Rafal Chomik and John Piggott

Demographic and technological changes are two megatrends set to transform labour markets around the world. These shifts are already under way and are expected to accelerate, particularly in East and South East Asia, which is home to the world’s oldest and fastest ageing societies and a region with an enviable pace of economic development. The literature on the nature and impacts of each trend is vast, but the study of the interactions between them is often incidental and rarely in the Asian setting. Yet demography, technology, structural change and economic development are all related. Rapid economic development seen in many parts of Asia is the product of beneficial demographic trends as well as technological catch-up to the production productivity frontier. And technological advancements in medicine have precipitated the increasing levels of life expectancy seen around the world. In turn, while healthier life expectancies raise the prospect of working longer, technological and structural change risk leaving older cohorts behind.


Elena Capatina, Michael Keane, Shiko Maruyama

This paper studies the effects of health on earnings dynamics and on consumption inequality over the life-cycle. We build and calibrate a life-cycle model with idiosyncratic health, earnings and survival risk where individuals make labor supply and asset accumulation decisions, adding two novel features. First, we model health as a complex multi-dimensional concept. We differentiate between functional health and underlying health risk, temporary vs. persistent health shocks, and predictable vs. unpredictable shocks. Second, we study the interactions between health and human capital accumulation (learning-by-doing). These features are important in allowing the model to capture the degree to which, and the pathways through which, health impacts earnings and consumption patterns. They are also very important in estimating the value of health insurance and social insurance. A key finding is that health shocks account for roughly half of the growth in offer wage inequality over the life cycle. Eliminating health shocks leads to a 5.5% decline in the variance of the present value of earnings across all individuals.

Keywords: Health, Income Risk, Precautionary Saving, Health Insurance, Welfare

Colleagues discussing ageing research

Zvi Eckstein, Michael Keane and Osnat Lifshitz

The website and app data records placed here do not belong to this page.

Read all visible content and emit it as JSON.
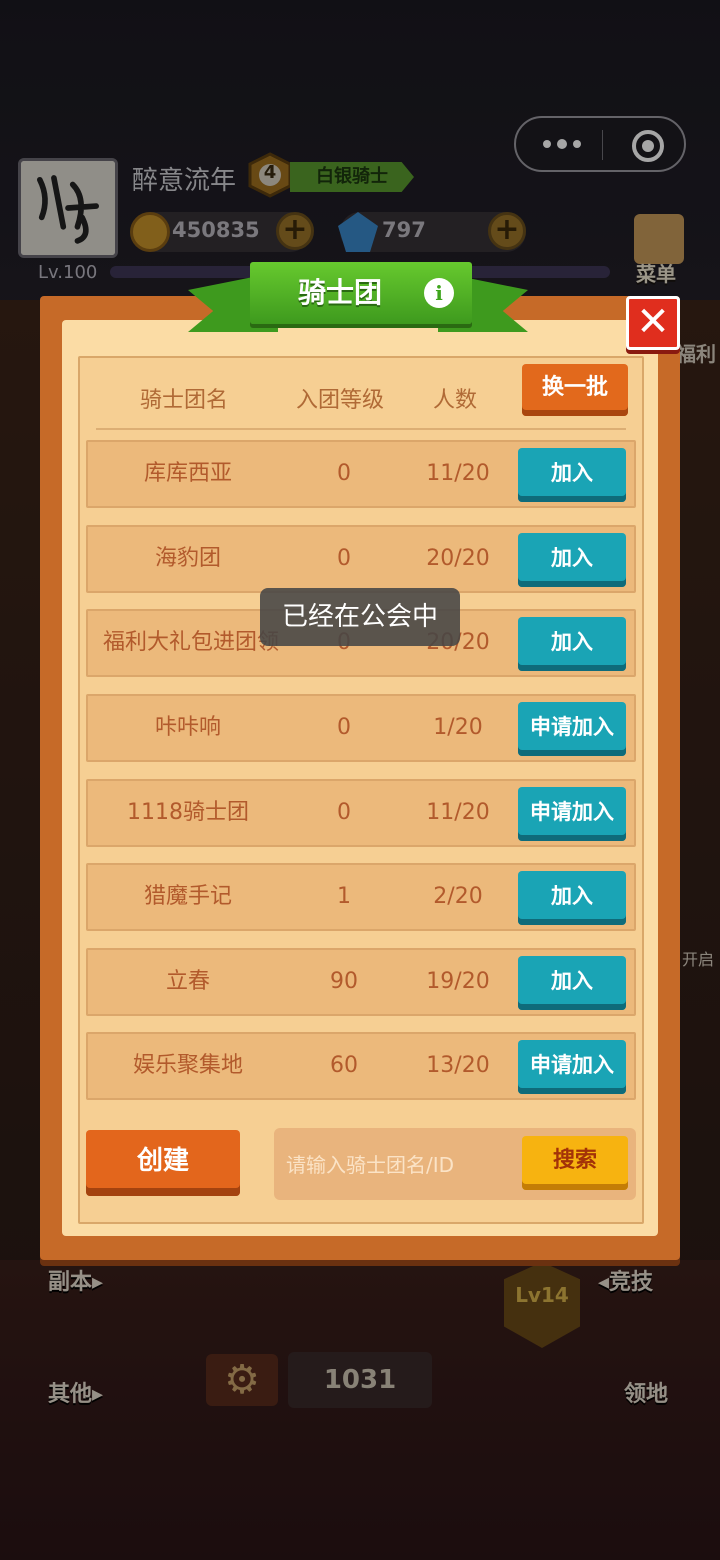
{
  "header": {
    "username": "醉意流年",
    "rank_level": "4",
    "rank_title": "白银骑士",
    "player_level": "Lv.100",
    "gold": "450835",
    "gems": "797",
    "menu_label": "菜单",
    "side_right_label": "福利",
    "side_right_label2": "开启"
  },
  "bottom": {
    "dungeon_label": "副本▸",
    "arena_label": "◂竞技",
    "other_label": "其他▸",
    "territory_label": "领地",
    "power_value": "1031",
    "level_badge": "Lv14"
  },
  "modal": {
    "title": "骑士团",
    "refresh_label": "换一批",
    "columns": {
      "name": "骑士团名",
      "level": "入团等级",
      "count": "人数"
    },
    "rows": [
      {
        "name": "库库西亚",
        "level": "0",
        "count": "11/20",
        "action": "加入"
      },
      {
        "name": "海豹团",
        "level": "0",
        "count": "20/20",
        "action": "加入"
      },
      {
        "name": "福利大礼包进团领",
        "level": "0",
        "count": "20/20",
        "action": "加入"
      },
      {
        "name": "咔咔响",
        "level": "0",
        "count": "1/20",
        "action": "申请加入"
      },
      {
        "name": "1118骑士团",
        "level": "0",
        "count": "11/20",
        "action": "申请加入"
      },
      {
        "name": "猎魔手记",
        "level": "1",
        "count": "2/20",
        "action": "加入"
      },
      {
        "name": "立春",
        "level": "90",
        "count": "19/20",
        "action": "加入"
      },
      {
        "name": "娱乐聚集地",
        "level": "60",
        "count": "13/20",
        "action": "申请加入"
      }
    ],
    "create_label": "创建",
    "search_placeholder": "请输入骑士团名/ID",
    "search_label": "搜索",
    "close_symbol": "✕"
  },
  "toast": {
    "text": "已经在公会中"
  },
  "colors": {
    "join": "#1aa4b5",
    "orange": "#e3661c",
    "yellow": "#f7b310",
    "ribbon": "#3e9a1e"
  }
}
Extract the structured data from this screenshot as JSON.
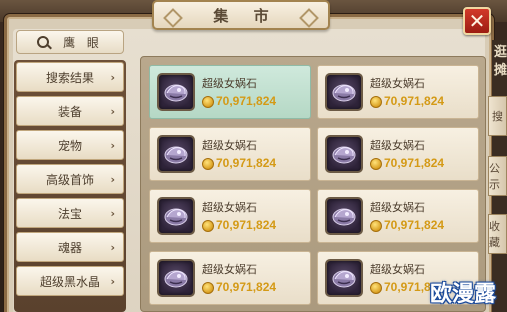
{
  "window": {
    "title": "集 市",
    "close_icon": "close-x-icon"
  },
  "sidebar": {
    "search_label": "鹰 眼",
    "search_icon": "magnifier-icon",
    "items": [
      {
        "label": "搜索结果",
        "chevron": "›"
      },
      {
        "label": "装备",
        "chevron": "›"
      },
      {
        "label": "宠物",
        "chevron": "›"
      },
      {
        "label": "高级首饰",
        "chevron": "›"
      },
      {
        "label": "法宝",
        "chevron": "›"
      },
      {
        "label": "魂器",
        "chevron": "›"
      },
      {
        "label": "超级黑水晶",
        "chevron": "›"
      }
    ]
  },
  "market": {
    "listings": [
      {
        "name": "超级女娲石",
        "price": "70,971,824",
        "selected": true
      },
      {
        "name": "超级女娲石",
        "price": "70,971,824",
        "selected": false
      },
      {
        "name": "超级女娲石",
        "price": "70,971,824",
        "selected": false
      },
      {
        "name": "超级女娲石",
        "price": "70,971,824",
        "selected": false
      },
      {
        "name": "超级女娲石",
        "price": "70,971,824",
        "selected": false
      },
      {
        "name": "超级女娲石",
        "price": "70,971,824",
        "selected": false
      },
      {
        "name": "超级女娲石",
        "price": "70,971,824",
        "selected": false
      },
      {
        "name": "超级女娲石",
        "price": "70,971,824",
        "selected": false
      }
    ]
  },
  "right_panel": {
    "top_label": "逛摊",
    "tabs": [
      "搜",
      "公示",
      "收藏"
    ]
  },
  "watermark": "欧漫露",
  "colors": {
    "price": "#d49a16",
    "selected_card": "#cfe9dc",
    "close_button": "#c0281b"
  }
}
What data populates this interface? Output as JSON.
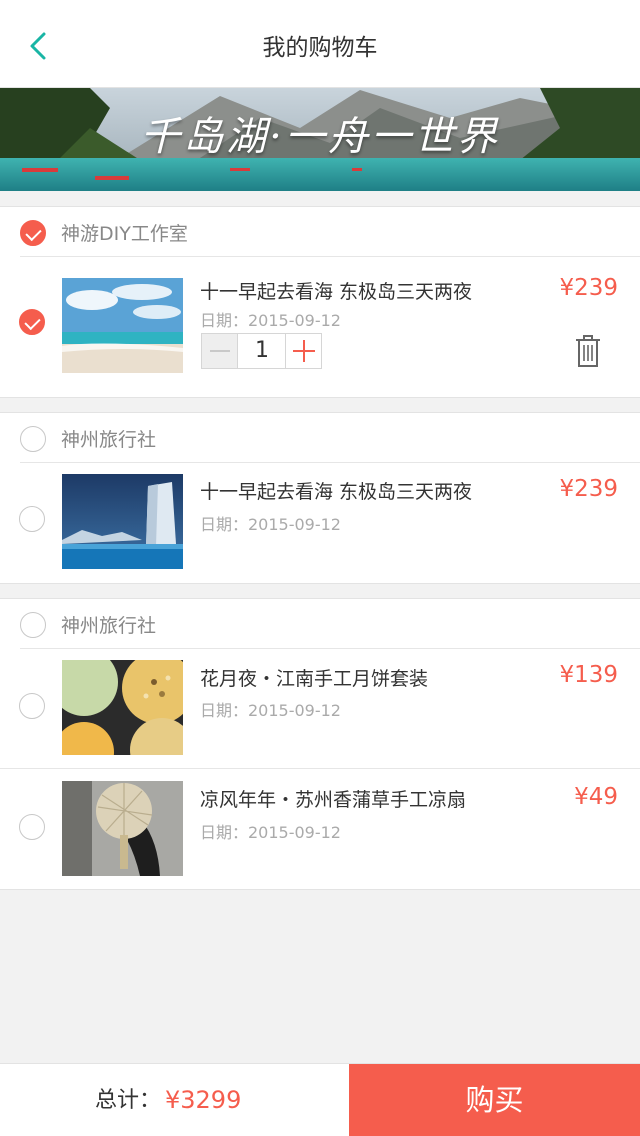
{
  "header": {
    "title": "我的购物车",
    "back_icon": "chevron-left-icon"
  },
  "banner": {
    "caption": "千岛湖·一舟一世界"
  },
  "colors": {
    "accent": "#f55d4d",
    "back_icon": "#19b5a5"
  },
  "shops": [
    {
      "name": "神游DIY工作室",
      "checked": true,
      "items": [
        {
          "title": "十一早起去看海 东极岛三天两夜",
          "date": "日期：2015-09-12",
          "price": "¥239",
          "checked": true,
          "quantity": "1",
          "image": "beach-photo"
        }
      ]
    },
    {
      "name": "神州旅行社",
      "checked": false,
      "items": [
        {
          "title": "十一早起去看海 东极岛三天两夜",
          "date": "日期：2015-09-12",
          "price": "¥239",
          "checked": false,
          "image": "iceberg-photo"
        }
      ]
    },
    {
      "name": "神州旅行社",
      "checked": false,
      "items": [
        {
          "title": "花月夜・江南手工月饼套装",
          "date": "日期：2015-09-12",
          "price": "¥139",
          "checked": false,
          "image": "mooncake-photo"
        },
        {
          "title": "凉风年年・苏州香蒲草手工凉扇",
          "date": "日期：2015-09-12",
          "price": "¥49",
          "checked": false,
          "image": "straw-fan-photo"
        }
      ]
    }
  ],
  "footer": {
    "total_label": "总计：",
    "total_value": "¥3299",
    "buy_label": "购买"
  }
}
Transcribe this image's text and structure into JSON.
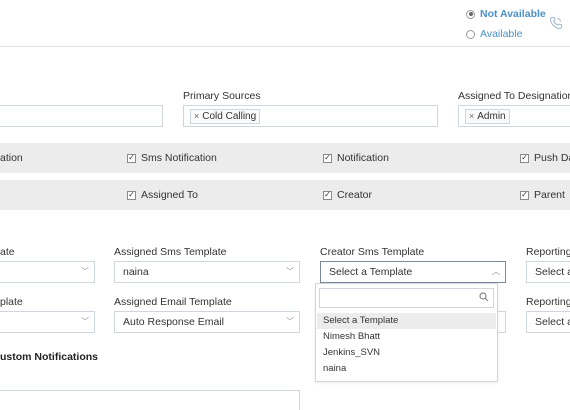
{
  "header": {
    "status_options": [
      {
        "label": "Not Available",
        "selected": true
      },
      {
        "label": "Available",
        "selected": false
      }
    ],
    "phone_icon": "phone-call-icon"
  },
  "filters": {
    "primary_sources": {
      "label": "Primary Sources",
      "tags": [
        "Cold Calling"
      ]
    },
    "assigned_to_designation": {
      "label": "Assigned To Designation",
      "tags": [
        "Admin"
      ]
    }
  },
  "notify_row1": [
    "ation",
    "Sms Notification",
    "Notification",
    "Push Da"
  ],
  "notify_row2": [
    "Assigned To",
    "Creator",
    "Parent"
  ],
  "templates": {
    "row1": {
      "partial_label": "ate",
      "assigned_sms": {
        "label": "Assigned Sms Template",
        "value": "naina"
      },
      "creator_sms": {
        "label": "Creator Sms Template",
        "value": "Select a Template"
      },
      "reporting": {
        "label": "Reporting",
        "value": "Select a"
      }
    },
    "row2": {
      "partial_label": "plate",
      "assigned_email": {
        "label": "Assigned Email Template",
        "value": "Auto Response Email"
      },
      "reporting": {
        "label": "Reporting",
        "value": "Select a"
      }
    }
  },
  "custom_notifications_title": "ustom Notifications",
  "dropdown": {
    "search_placeholder": "",
    "options": [
      "Select a Template",
      "Nimesh Bhatt",
      "Jenkins_SVN",
      "naina"
    ],
    "active_index": 0
  },
  "colors": {
    "accent": "#4a90c8",
    "band": "#ececec",
    "border": "#cfd6dd"
  }
}
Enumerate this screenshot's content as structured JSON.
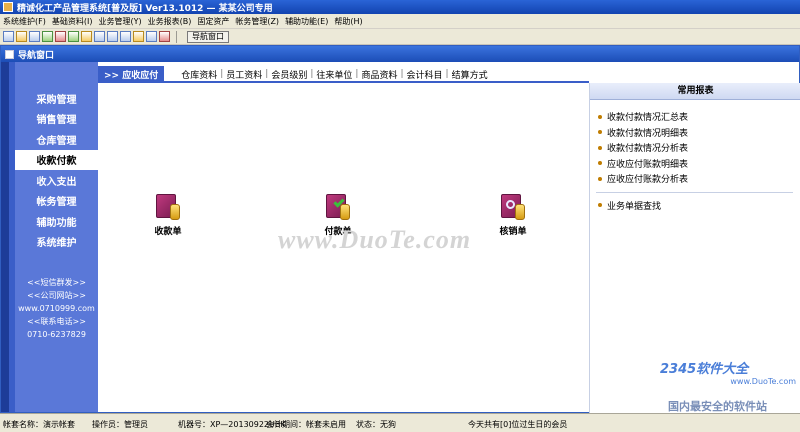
{
  "app": {
    "title": "精诚化工产品管理系统[普及版] Ver13.1012 — 某某公司专用"
  },
  "menubar": {
    "items": [
      "系统维护(F)",
      "基础资料(I)",
      "业务管理(Y)",
      "业务报表(B)",
      "固定资产",
      "帐务管理(Z)",
      "辅助功能(E)",
      "帮助(H)"
    ]
  },
  "toolbar": {
    "nav_window_label": "导航窗口",
    "icons": [
      "new-icon",
      "open-icon",
      "list-icon",
      "report-icon",
      "chart-icon",
      "user-icon",
      "tool-icon",
      "edit-icon",
      "print-icon",
      "save-icon",
      "calc-icon",
      "help-icon",
      "exit-icon"
    ]
  },
  "nav_window": {
    "title": "导航窗口"
  },
  "sidebar": {
    "items": [
      {
        "label": "采购管理"
      },
      {
        "label": "销售管理"
      },
      {
        "label": "仓库管理"
      },
      {
        "label": "收款付款"
      },
      {
        "label": "收入支出"
      },
      {
        "label": "帐务管理"
      },
      {
        "label": "辅助功能"
      },
      {
        "label": "系统维护"
      }
    ],
    "active_index": 3,
    "contact": {
      "sms": "<<短信群发>>",
      "website_label": "<<公司网站>>",
      "website": "www.0710999.com",
      "phone_label": "<<联系电话>>",
      "phone": "0710-6237829"
    }
  },
  "main": {
    "active_tab": ">> 应收应付",
    "tabs": [
      "仓库资料",
      "员工资料",
      "会员级别",
      "往来单位",
      "商品资料",
      "会计科目",
      "结算方式"
    ],
    "tiles": [
      {
        "label": "收款单"
      },
      {
        "label": "付款单"
      },
      {
        "label": "核销单"
      }
    ],
    "watermark": "www.DuoTe.com"
  },
  "right_panel": {
    "title": "常用报表",
    "reports": [
      "收款付款情况汇总表",
      "收款付款情况明细表",
      "收款付款情况分析表",
      "应收应付账款明细表",
      "应收应付账款分析表"
    ],
    "extra": [
      "业务单据查找"
    ]
  },
  "brand_watermark": {
    "logo": "2345软件大全",
    "url": "www.DuoTe.com",
    "tagline": "国内最安全的软件站"
  },
  "statusbar": {
    "account": "帐套名称：演示帐套",
    "operator": "操作员：管理员",
    "machine": "机器号：XP—20130922UBK",
    "period": "会计期间：帐套未启用",
    "status": "状态：无狗",
    "birthday": "今天共有[0]位过生日的会员"
  }
}
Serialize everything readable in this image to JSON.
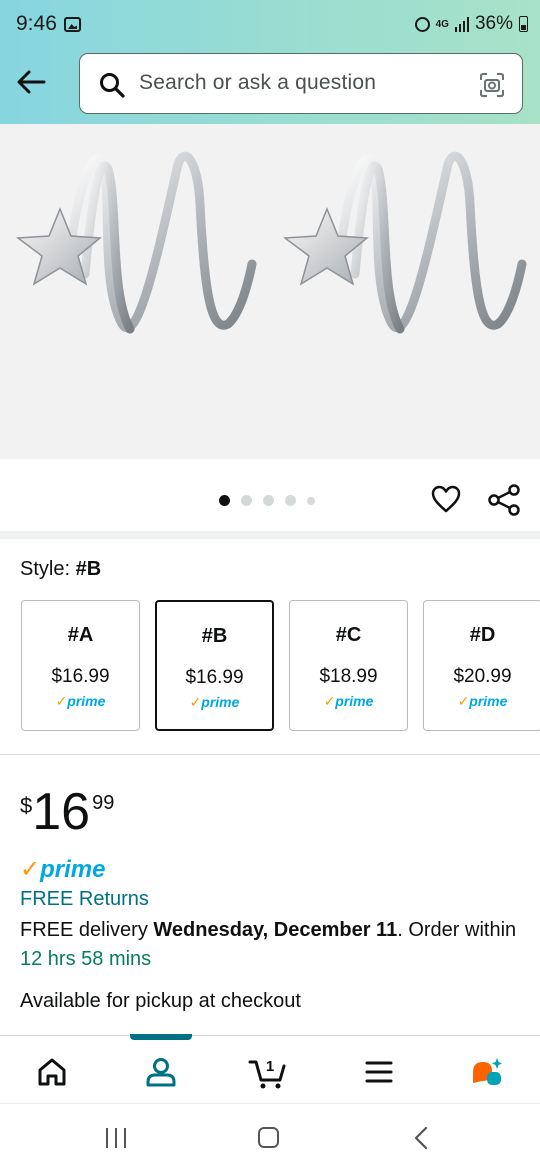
{
  "status": {
    "time": "9:46",
    "network": "4G",
    "battery": "36%"
  },
  "search": {
    "placeholder": "Search or ask a question"
  },
  "product": {
    "image_dots": 5,
    "active_dot": 0,
    "style_prefix": "Style: ",
    "style_value": "#B",
    "variants": [
      {
        "name": "#A",
        "price": "$16.99",
        "prime": "prime",
        "selected": false
      },
      {
        "name": "#B",
        "price": "$16.99",
        "prime": "prime",
        "selected": true
      },
      {
        "name": "#C",
        "price": "$18.99",
        "prime": "prime",
        "selected": false
      },
      {
        "name": "#D",
        "price": "$20.99",
        "prime": "prime",
        "selected": false
      }
    ],
    "price_symbol": "$",
    "price_whole": "16",
    "price_fraction": "99",
    "prime_label": "prime",
    "free_returns": "FREE Returns",
    "delivery_prefix": "FREE delivery ",
    "delivery_date": "Wednesday, December 11",
    "delivery_mid": ". Order within ",
    "delivery_countdown": "12 hrs 58 mins",
    "pickup": "Available for pickup at checkout"
  },
  "bottom_nav": {
    "items": [
      "home",
      "account",
      "cart",
      "menu",
      "rufus"
    ],
    "active": "account",
    "cart_count": "1"
  },
  "colors": {
    "accent": "#007185",
    "prime": "#00a8e1",
    "prime_check": "#ff9900",
    "countdown": "#067d62"
  }
}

Comparing the 1935 and 1975 U.S. birth cohorts, wages of married women grew twice as fast as for married men, and the wage gap between married and single women turned from negative to positive. The employment rate of married women also increased sharply, while that of other groups remained quite stable. To better understand these diverse patterns we develop a lifecycle model incorporating individual and household decisions about education, employment, marriage/divorce and fertility. The model provides an excellent fit to wage and employment patterns, along with changes in education, marriage/divorce rates, and fertility. We assume fixed preferences, but allow for four exogenously changing factors: (i) mother’s education, health and taxes/transfers; (ii) marriage market opportunities and divorce costs; (iii) the wage structure and job offers; (iv) contraception technology. We quantify how each factor contributed to changes across cohorts. We find that factor (iii) was the most important force driving the increase in relative wages of married women, but that all four factors are important for explaining the many socio-economic changes that occurred in the past 50 years. Finally, we use the model to simulate a shift from joint to individual taxation. In a revenue neutral simulation, we predict this would increase employment of married women by 9% and the marriage rate by 8.1%.